[Start of section]

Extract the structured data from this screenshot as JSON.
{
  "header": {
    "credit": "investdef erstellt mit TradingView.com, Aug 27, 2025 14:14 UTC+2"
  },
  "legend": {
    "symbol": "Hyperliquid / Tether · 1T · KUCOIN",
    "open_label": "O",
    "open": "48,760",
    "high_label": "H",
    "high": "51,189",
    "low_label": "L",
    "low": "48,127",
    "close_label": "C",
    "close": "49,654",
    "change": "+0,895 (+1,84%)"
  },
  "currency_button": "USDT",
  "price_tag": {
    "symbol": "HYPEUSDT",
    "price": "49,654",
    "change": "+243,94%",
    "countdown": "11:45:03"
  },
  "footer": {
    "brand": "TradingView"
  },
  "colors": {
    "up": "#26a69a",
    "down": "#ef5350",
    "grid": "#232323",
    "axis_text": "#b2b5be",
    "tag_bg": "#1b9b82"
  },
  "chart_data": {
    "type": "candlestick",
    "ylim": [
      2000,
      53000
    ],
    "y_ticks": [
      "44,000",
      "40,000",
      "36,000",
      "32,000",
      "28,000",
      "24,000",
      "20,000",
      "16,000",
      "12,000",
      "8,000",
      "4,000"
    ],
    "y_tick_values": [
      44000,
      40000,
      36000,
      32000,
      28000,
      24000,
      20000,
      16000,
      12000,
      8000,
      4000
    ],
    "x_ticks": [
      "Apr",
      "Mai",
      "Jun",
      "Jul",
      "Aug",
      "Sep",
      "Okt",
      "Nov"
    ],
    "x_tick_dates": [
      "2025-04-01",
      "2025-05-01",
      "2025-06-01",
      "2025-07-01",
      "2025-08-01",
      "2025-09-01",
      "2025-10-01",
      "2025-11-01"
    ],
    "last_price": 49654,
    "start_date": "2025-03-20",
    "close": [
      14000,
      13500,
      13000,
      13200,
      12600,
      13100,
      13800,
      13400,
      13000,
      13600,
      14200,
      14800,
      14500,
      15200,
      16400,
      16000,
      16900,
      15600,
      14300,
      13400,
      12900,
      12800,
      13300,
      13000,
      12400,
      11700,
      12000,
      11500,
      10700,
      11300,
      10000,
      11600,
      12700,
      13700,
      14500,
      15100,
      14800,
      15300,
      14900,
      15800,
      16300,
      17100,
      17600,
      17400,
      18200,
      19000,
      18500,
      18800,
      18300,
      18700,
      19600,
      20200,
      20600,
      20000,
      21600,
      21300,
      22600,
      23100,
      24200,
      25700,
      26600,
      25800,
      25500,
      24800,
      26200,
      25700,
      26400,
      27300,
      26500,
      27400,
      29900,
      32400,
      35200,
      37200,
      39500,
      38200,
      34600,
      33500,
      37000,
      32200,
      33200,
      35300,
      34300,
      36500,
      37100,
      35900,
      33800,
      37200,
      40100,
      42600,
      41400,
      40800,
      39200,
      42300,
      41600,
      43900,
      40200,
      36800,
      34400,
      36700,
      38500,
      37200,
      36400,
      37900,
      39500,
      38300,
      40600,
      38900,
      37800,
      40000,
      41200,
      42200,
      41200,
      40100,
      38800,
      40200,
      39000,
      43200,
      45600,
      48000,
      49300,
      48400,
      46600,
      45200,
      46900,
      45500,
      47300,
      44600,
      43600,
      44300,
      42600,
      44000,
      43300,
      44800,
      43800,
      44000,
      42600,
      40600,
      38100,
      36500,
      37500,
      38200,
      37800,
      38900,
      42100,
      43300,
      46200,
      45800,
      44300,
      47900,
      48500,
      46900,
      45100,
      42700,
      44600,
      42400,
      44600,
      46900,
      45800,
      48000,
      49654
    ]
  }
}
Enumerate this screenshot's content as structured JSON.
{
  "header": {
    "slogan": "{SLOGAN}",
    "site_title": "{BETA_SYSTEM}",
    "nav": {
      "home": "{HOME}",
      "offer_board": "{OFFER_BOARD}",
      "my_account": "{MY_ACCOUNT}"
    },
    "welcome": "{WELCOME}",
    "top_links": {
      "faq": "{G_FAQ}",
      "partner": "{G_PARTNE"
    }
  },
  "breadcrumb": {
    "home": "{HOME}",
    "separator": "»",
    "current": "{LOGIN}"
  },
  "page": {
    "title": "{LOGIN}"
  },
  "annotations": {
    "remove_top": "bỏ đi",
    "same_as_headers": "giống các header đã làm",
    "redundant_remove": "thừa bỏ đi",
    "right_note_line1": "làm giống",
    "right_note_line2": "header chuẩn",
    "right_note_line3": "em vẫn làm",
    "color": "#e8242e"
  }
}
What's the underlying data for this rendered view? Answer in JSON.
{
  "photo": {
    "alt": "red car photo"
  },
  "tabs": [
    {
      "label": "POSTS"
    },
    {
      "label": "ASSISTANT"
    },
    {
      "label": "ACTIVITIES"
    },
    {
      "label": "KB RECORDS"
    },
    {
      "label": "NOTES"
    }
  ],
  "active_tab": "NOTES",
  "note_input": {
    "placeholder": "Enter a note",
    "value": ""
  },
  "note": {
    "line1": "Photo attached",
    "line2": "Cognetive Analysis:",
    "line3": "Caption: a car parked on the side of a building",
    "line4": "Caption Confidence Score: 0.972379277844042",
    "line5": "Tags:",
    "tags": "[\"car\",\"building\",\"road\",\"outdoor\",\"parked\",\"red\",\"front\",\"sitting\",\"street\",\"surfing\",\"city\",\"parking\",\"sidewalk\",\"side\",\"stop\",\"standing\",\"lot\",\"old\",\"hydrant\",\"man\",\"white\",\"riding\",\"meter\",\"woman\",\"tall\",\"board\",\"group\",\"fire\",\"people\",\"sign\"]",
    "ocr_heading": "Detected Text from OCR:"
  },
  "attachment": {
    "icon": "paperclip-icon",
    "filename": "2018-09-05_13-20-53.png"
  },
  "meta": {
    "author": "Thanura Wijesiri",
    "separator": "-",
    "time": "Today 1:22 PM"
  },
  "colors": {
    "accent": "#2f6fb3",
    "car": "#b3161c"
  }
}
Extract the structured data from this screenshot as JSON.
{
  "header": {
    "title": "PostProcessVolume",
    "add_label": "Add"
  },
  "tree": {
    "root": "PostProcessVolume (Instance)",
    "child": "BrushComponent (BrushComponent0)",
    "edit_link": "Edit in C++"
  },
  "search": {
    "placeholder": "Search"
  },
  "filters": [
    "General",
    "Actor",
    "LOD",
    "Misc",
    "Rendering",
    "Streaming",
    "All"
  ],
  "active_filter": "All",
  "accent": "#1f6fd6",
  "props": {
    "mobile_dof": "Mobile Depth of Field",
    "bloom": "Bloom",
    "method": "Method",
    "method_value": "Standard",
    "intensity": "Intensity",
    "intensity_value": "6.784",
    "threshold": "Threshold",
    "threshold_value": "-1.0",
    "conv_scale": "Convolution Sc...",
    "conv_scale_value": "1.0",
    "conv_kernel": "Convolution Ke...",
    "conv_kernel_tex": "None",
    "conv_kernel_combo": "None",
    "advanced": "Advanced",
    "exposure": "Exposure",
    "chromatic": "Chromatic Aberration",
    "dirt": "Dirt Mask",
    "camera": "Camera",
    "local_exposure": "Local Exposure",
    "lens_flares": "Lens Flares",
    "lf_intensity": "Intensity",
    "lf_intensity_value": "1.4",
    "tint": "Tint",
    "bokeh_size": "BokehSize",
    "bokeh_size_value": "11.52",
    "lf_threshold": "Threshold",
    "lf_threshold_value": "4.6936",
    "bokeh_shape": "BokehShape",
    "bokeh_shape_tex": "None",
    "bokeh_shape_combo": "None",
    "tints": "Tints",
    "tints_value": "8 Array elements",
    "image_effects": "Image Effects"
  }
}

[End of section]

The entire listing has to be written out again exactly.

■ **SOLUTION FOR THIS TASK**:
Extract the structured data from this screenshot as JSON.
{
  "header": {
    "credit": "investdef erstellt mit TradingView.com, Aug 27, 2025 14:14 UTC+2"
  },
  "legend": {
    "symbol": "Hyperliquid / Tether · 1T · KUCOIN",
    "open_label": "O",
    "open": "48,760",
    "high_label": "H",
    "high": "51,189",
    "low_label": "L",
    "low": "48,127",
    "close_label": "C",
    "close": "49,654",
    "change": "+0,895 (+1,84%)"
  },
  "currency_button": "USDT",
  "price_tag": {
    "symbol": "HYPEUSDT",
    "price": "49,654",
    "change": "+243,94%",
    "countdown": "11:45:03"
  },
  "footer": {
    "brand": "TradingView"
  },
  "colors": {
    "up": "#26a69a",
    "down": "#ef5350",
    "grid": "#232323",
    "axis_text": "#b2b5be",
    "tag_bg": "#1b9b82"
  },
  "chart_data": {
    "type": "candlestick",
    "ylim": [
      2000,
      53000
    ],
    "y_ticks": [
      "44,000",
      "40,000",
      "36,000",
      "32,000",
      "28,000",
      "24,000",
      "20,000",
      "16,000",
      "12,000",
      "8,000",
      "4,000"
    ],
    "y_tick_values": [
      44000,
      40000,
      36000,
      32000,
      28000,
      24000,
      20000,
      16000,
      12000,
      8000,
      4000
    ],
    "x_ticks": [
      "Apr",
      "Mai",
      "Jun",
      "Jul",
      "Aug",
      "Sep",
      "Okt",
      "Nov"
    ],
    "x_tick_dates": [
      "2025-04-01",
      "2025-05-01",
      "2025-06-01",
      "2025-07-01",
      "2025-08-01",
      "2025-09-01",
      "2025-10-01",
      "2025-11-01"
    ],
    "last_price": 49654,
    "start_date": "2025-03-20",
    "close": [
      14000,
      13500,
      13000,
      13200,
      12600,
      13100,
      13800,
      13400,
      13000,
      13600,
      14200,
      14800,
      14500,
      15200,
      16400,
      16000,
      16900,
      15600,
      14300,
      13400,
      12900,
      12800,
      13300,
      13000,
      12400,
      11700,
      12000,
      11500,
      10700,
      11300,
      10000,
      11600,
      12700,
      13700,
      14500,
      15100,
      14800,
      15300,
      14900,
      15800,
      16300,
      17100,
      17600,
      17400,
      18200,
      19000,
      18500,
      18800,
      18300,
      18700,
      19600,
      20200,
      20600,
      20000,
      21600,
      21300,
      22600,
      23100,
      24200,
      25700,
      26600,
      25800,
      25500,
      24800,
      26200,
      25700,
      26400,
      27300,
      26500,
      27400,
      29900,
      32400,
      35200,
      37200,
      39500,
      38200,
      34600,
      33500,
      37000,
      32200,
      33200,
      35300,
      34300,
      36500,
      37100,
      35900,
      33800,
      37200,
      40100,
      42600,
      41400,
      40800,
      39200,
      42300,
      41600,
      43900,
      40200,
      36800,
      34400,
      36700,
      38500,
      37200,
      36400,
      37900,
      39500,
      38300,
      40600,
      38900,
      37800,
      40000,
      41200,
      42200,
      41200,
      40100,
      38800,
      40200,
      39000,
      43200,
      45600,
      48000,
      49300,
      48400,
      46600,
      45200,
      46900,
      45500,
      47300,
      44600,
      43600,
      44300,
      42600,
      44000,
      43300,
      44800,
      43800,
      44000,
      42600,
      40600,
      38100,
      36500,
      37500,
      38200,
      37800,
      38900,
      42100,
      43300,
      46200,
      45800,
      44300,
      47900,
      48500,
      46900,
      45100,
      42700,
      44600,
      42400,
      44600,
      46900,
      45800,
      48000,
      49654
    ]
  }
}
Enumerate this screenshot's content as structured JSON.
{
  "header": {
    "slogan": "{SLOGAN}",
    "site_title": "{BETA_SYSTEM}",
    "nav": {
      "home": "{HOME}",
      "offer_board": "{OFFER_BOARD}",
      "my_account": "{MY_ACCOUNT}"
    },
    "welcome": "{WELCOME}",
    "top_links": {
      "faq": "{G_FAQ}",
      "partner": "{G_PARTNE"
    }
  },
  "breadcrumb": {
    "home": "{HOME}",
    "separator": "»",
    "current": "{LOGIN}"
  },
  "page": {
    "title": "{LOGIN}"
  },
  "annotations": {
    "remove_top": "bỏ đi",
    "same_as_headers": "giống các header đã làm",
    "redundant_remove": "thừa bỏ đi",
    "right_note_line1": "làm giống",
    "right_note_line2": "header chuẩn",
    "right_note_line3": "em vẫn làm",
    "color": "#e8242e"
  }
}
What's the underlying data for this rendered view? Answer in JSON.
{
  "photo": {
    "alt": "red car photo"
  },
  "tabs": [
    {
      "label": "POSTS"
    },
    {
      "label": "ASSISTANT"
    },
    {
      "label": "ACTIVITIES"
    },
    {
      "label": "KB RECORDS"
    },
    {
      "label": "NOTES"
    }
  ],
  "active_tab": "NOTES",
  "note_input": {
    "placeholder": "Enter a note",
    "value": ""
  },
  "note": {
    "line1": "Photo attached",
    "line2": "Cognetive Analysis:",
    "line3": "Caption: a car parked on the side of a building",
    "line4": "Caption Confidence Score: 0.972379277844042",
    "line5": "Tags:",
    "tags": "[\"car\",\"building\",\"road\",\"outdoor\",\"parked\",\"red\",\"front\",\"sitting\",\"street\",\"surfing\",\"city\",\"parking\",\"sidewalk\",\"side\",\"stop\",\"standing\",\"lot\",\"old\",\"hydrant\",\"man\",\"white\",\"riding\",\"meter\",\"woman\",\"tall\",\"board\",\"group\",\"fire\",\"people\",\"sign\"]",
    "ocr_heading": "Detected Text from OCR:"
  },
  "attachment": {
    "icon": "paperclip-icon",
    "filename": "2018-09-05_13-20-53.png"
  },
  "meta": {
    "author": "Thanura Wijesiri",
    "separator": "-",
    "time": "Today 1:22 PM"
  },
  "colors": {
    "accent": "#2f6fb3",
    "car": "#b3161c"
  }
}
Extract the structured data from this screenshot as JSON.
{
  "header": {
    "title": "PostProcessVolume",
    "add_label": "Add"
  },
  "tree": {
    "root": "PostProcessVolume (Instance)",
    "child": "BrushComponent (BrushComponent0)",
    "edit_link": "Edit in C++"
  },
  "search": {
    "placeholder": "Search"
  },
  "filters": [
    "General",
    "Actor",
    "LOD",
    "Misc",
    "Rendering",
    "Streaming",
    "All"
  ],
  "active_filter": "All",
  "accent": "#1f6fd6",
  "props": {
    "mobile_dof": "Mobile Depth of Field",
    "bloom": "Bloom",
    "method": "Method",
    "method_value": "Standard",
    "intensity": "Intensity",
    "intensity_value": "6.784",
    "threshold": "Threshold",
    "threshold_value": "-1.0",
    "conv_scale": "Convolution Sc...",
    "conv_scale_value": "1.0",
    "conv_kernel": "Convolution Ke...",
    "conv_kernel_tex": "None",
    "conv_kernel_combo": "None",
    "advanced": "Advanced",
    "exposure": "Exposure",
    "chromatic": "Chromatic Aberration",
    "dirt": "Dirt Mask",
    "camera": "Camera",
    "local_exposure": "Local Exposure",
    "lens_flares": "Lens Flares",
    "lf_intensity": "Intensity",
    "lf_intensity_value": "1.4",
    "tint": "Tint",
    "bokeh_size": "BokehSize",
    "bokeh_size_value": "11.52",
    "lf_threshold": "Threshold",
    "lf_threshold_value": "4.6936",
    "bokeh_shape": "BokehShape",
    "bokeh_shape_tex": "None",
    "bokeh_shape_combo": "None",
    "tints": "Tints",
    "tints_value": "8 Array elements",
    "image_effects": "Image Effects"
  }
}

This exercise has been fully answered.